§ 39-71-118(2), MCA (1989).
§ 39-71-703(1)(b)(i), MCA (1989).
Relying on the "actual wages" language of section 39-71-703(1)(b)(i), MCA (1989), the petitioner argues that he is not bound by his $900 election and is entitled to use his actual earnings in computing wage supplement benefits. Presumably, those earnings are higher than the $900 he elected when obtaining workers' compensation insurance coverage.
Where the language of a statute is plain on its face, the Court must apply the statute as written. See Department of Revenue v. Dray, 266 Mont. 89, 92, 879 P.2d 651, 652 (1994). However, sections within an act cannot be read in isolation. They must be coordinated and harmonized with other sections. State v. Meador, 184 Mont. 32, 36-37, 601 P.2d 386, 388-89 (1979).
In the present case, section 39-71-118(2)(d), MCA (1989), specifically provides in relevant part, "All weekly compensation benefits must be based on the amount of elected wages . . . ." (Emphasis added.) Wage supplement benefits are "weekly compensation benefits." Section 39-71-703(1)(b)(i), MCA (1989), which governs the payment of wage supplement benefits, states in relevant part, "A worker must be compensated in weekly benefits . . . ." (Emphasis added.) The terms of the statute could not be plainer: All weekly benefits, including wage supplement benefits, payable to a sole proprietor electing coverage under the Workers' Compensation Act, must be based on the amount elected by the proprietor under section 39-71-118(2), MCA (1989).

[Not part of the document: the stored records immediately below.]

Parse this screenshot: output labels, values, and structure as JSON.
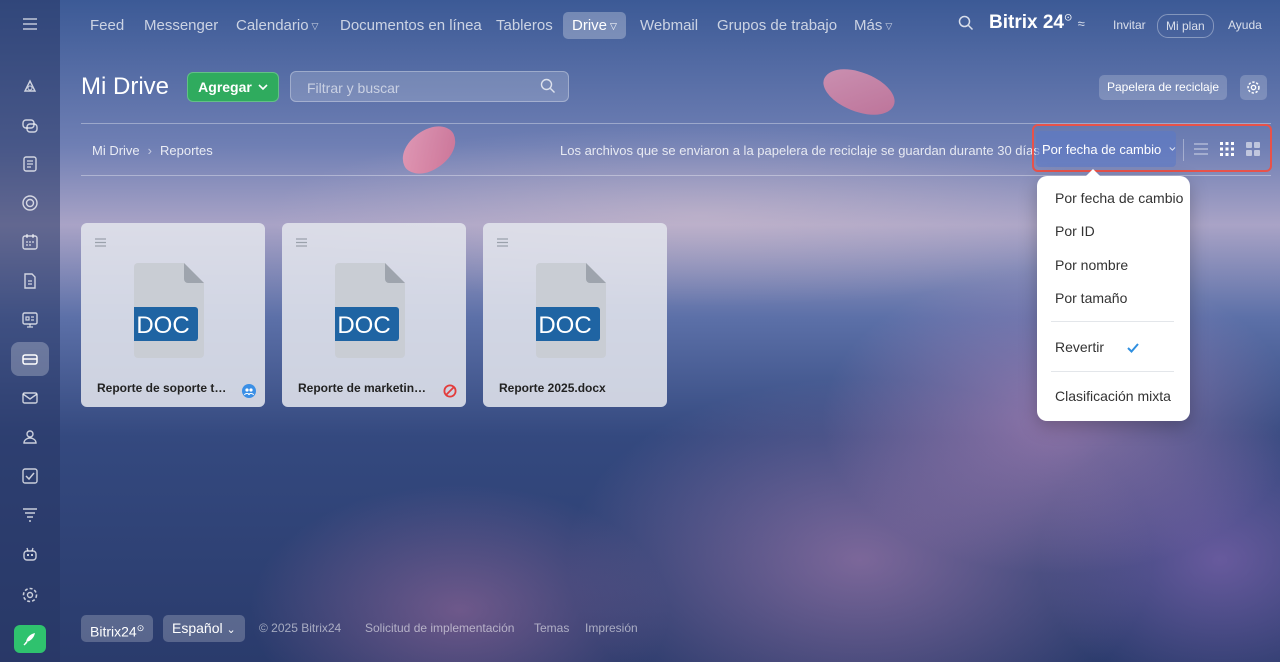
{
  "nav": {
    "items": [
      {
        "label": "Feed"
      },
      {
        "label": "Messenger"
      },
      {
        "label": "Calendario"
      },
      {
        "label": "Documentos en línea"
      },
      {
        "label": "Tableros"
      },
      {
        "label": "Drive"
      },
      {
        "label": "Webmail"
      },
      {
        "label": "Grupos de trabajo"
      },
      {
        "label": "Más"
      }
    ],
    "brand": "Bitrix 24",
    "invite": "Invitar",
    "plan": "Mi plan",
    "help": "Ayuda"
  },
  "header": {
    "title": "Mi Drive",
    "add_label": "Agregar",
    "search_placeholder": "Filtrar y buscar",
    "recycle_label": "Papelera de reciclaje"
  },
  "breadcrumb": [
    "Mi Drive",
    "Reportes"
  ],
  "notice": "Los archivos que se enviaron a la papelera de reciclaje se guardan durante 30 días",
  "sort": {
    "current": "Por fecha de cambio",
    "options": [
      "Por fecha de cambio",
      "Por ID",
      "Por nombre",
      "Por tamaño"
    ],
    "reverse": "Revertir",
    "mixed": "Clasificación mixta"
  },
  "files": [
    {
      "name": "Reporte de soporte técn...",
      "type": "DOC",
      "badge": "shared-icon"
    },
    {
      "name": "Reporte de marketing.d...",
      "type": "DOC",
      "badge": "blocked-icon"
    },
    {
      "name": "Reporte 2025.docx",
      "type": "DOC",
      "badge": ""
    }
  ],
  "footer": {
    "brand": "Bitrix24",
    "language": "Español",
    "links": [
      "© 2025 Bitrix24",
      "Solicitud de implementación",
      "Temas",
      "Impresión"
    ]
  },
  "colors": {
    "accent": "#2fab5e",
    "highlight": "#e8524a",
    "doc_blue": "#1f64a3"
  }
}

The two sections are harmonized by reading section 39-71-118(2)(d), MCA (1989), as defining "actual wages" for sole proprietors. This reading is consistent with the rule of statutory construction requiring courts to give effect, where possible, to all provisions and language in a statute. Dale v. Trade Street, Inc., 258 Mont. 349, 357, 854 P.2d 828, 832 (1993). Petitioner's reading of the statute would create an exception to the comprehensive -- "all weekly compensation benefits" -- language of the section, thus nullifying that language. Such interpretation is contrary to the rule that courts should "give effect to all of the words used," State V. Berger, 259 Mont. 364, 367, 856 P.2d 552, 554 (1993), and the rule that courts cannot "omit what the legislature has included," In re R.R.K, 260 Mont. 191, 197, 859 P.2d 998, 1002 (1993) (citing § 1-2-101, MCA). Moreover, even if the language in the two sections is deemed in conflict, that conflict must be resolved in favor of the more specific provision. Mosely v. Lake County Justice Court, 256 Mont. 206, 208, 845 P.2d 732, 733-34 (1993). Here, the more specific provision is section 39-71-118(2)(d), MCA, which specifically pertains to sole proprietors and partners, while section 39-71-703(1)(b), MCA, pertains to injured workers in general.

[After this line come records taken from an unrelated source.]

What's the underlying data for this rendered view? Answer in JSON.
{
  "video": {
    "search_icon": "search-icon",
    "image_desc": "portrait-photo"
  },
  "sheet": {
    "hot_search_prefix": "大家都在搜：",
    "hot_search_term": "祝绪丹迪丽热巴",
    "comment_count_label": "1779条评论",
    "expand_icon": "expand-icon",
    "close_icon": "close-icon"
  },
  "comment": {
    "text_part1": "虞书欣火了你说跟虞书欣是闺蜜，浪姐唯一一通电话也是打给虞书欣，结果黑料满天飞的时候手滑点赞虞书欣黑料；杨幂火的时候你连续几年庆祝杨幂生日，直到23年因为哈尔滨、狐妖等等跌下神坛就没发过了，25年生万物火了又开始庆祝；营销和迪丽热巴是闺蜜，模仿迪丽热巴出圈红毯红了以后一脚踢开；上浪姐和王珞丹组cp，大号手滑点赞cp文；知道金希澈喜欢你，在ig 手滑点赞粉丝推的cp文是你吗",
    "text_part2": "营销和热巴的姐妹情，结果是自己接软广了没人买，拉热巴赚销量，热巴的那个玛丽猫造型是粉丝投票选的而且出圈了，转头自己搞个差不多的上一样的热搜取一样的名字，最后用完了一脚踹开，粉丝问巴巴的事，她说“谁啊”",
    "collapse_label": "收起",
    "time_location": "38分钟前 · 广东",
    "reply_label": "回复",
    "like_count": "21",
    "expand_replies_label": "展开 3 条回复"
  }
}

I therefore hold that $900 is petitioner's time-of-injury wage for purposes of computing his wage supplement benefits.
Partial summary judgment is entered for respondent in accordance with the foregoing holding. A trial to determine the proper rate for wage supplement benefits and whether petitioner is entitled to a lump sum shall be scheduled during the week of March 17, 1997, in Kalispell, Montana. A scheduling order will be issued under separate cover.
DATED in Helena, Montana, this 15th day of November, 1996.

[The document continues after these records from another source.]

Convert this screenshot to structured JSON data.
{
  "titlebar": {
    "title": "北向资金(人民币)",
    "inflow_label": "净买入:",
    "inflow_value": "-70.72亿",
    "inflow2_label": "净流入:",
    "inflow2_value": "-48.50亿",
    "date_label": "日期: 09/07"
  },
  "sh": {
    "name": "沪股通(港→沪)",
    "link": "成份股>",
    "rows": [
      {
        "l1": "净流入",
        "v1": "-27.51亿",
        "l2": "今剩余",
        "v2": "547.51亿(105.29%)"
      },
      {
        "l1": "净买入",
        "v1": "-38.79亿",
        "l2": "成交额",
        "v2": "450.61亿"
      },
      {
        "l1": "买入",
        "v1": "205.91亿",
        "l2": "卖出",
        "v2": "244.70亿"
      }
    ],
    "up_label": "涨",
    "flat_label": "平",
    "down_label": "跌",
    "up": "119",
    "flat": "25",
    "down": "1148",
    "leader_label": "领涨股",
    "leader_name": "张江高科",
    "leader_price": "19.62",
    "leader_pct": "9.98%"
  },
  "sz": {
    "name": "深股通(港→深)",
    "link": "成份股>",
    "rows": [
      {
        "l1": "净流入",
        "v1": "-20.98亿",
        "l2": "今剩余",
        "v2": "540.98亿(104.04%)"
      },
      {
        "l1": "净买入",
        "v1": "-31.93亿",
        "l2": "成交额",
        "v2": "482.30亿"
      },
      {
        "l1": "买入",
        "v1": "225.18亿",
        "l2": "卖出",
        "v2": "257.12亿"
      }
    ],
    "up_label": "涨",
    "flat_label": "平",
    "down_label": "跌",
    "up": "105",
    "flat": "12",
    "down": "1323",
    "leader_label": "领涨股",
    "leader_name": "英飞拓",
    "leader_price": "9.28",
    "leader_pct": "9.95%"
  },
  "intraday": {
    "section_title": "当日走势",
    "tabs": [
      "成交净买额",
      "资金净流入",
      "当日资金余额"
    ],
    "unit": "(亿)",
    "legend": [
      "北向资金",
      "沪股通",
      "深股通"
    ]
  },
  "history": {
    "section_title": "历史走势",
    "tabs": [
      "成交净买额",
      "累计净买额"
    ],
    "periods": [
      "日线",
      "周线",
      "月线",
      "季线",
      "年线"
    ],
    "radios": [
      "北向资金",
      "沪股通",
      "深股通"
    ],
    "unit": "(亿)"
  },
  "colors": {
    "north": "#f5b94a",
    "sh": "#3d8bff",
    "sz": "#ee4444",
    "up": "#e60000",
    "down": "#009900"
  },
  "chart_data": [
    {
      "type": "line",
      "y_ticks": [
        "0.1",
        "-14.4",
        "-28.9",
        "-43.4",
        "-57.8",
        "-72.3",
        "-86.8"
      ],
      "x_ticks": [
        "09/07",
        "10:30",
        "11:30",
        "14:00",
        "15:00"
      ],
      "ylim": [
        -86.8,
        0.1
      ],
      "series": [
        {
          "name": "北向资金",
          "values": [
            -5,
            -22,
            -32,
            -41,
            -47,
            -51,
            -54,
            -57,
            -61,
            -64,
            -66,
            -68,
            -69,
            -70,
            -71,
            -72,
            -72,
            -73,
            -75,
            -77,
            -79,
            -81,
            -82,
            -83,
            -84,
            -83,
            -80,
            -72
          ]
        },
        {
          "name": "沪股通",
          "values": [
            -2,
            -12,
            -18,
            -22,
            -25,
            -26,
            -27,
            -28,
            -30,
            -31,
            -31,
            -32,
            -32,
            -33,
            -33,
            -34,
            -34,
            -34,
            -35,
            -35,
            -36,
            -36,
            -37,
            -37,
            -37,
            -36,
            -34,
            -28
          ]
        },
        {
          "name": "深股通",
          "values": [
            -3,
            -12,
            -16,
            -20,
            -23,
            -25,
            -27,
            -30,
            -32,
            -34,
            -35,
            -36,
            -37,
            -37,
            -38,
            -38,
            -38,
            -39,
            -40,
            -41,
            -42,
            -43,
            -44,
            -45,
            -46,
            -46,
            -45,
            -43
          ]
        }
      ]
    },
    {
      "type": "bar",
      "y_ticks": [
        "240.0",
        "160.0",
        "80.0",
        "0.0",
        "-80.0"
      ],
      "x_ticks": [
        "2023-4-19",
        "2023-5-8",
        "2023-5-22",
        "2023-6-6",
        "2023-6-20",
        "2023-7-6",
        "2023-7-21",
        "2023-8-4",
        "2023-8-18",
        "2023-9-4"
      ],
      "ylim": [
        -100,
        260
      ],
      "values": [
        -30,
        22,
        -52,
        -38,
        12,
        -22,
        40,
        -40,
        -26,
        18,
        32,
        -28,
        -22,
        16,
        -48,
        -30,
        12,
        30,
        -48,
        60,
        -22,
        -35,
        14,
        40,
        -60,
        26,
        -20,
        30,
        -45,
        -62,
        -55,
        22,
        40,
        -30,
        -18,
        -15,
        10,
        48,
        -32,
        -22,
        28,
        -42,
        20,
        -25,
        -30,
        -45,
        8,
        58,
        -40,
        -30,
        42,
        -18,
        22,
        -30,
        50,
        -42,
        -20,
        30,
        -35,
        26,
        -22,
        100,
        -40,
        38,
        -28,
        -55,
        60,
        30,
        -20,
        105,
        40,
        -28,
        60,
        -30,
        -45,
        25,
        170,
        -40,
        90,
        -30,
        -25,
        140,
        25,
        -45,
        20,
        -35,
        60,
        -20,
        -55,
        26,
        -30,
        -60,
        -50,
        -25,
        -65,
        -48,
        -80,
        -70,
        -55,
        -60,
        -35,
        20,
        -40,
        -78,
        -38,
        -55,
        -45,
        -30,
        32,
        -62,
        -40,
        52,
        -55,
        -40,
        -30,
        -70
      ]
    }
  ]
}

c: Ms. Laurie Wallace
Use Back Button to return to Index of Cases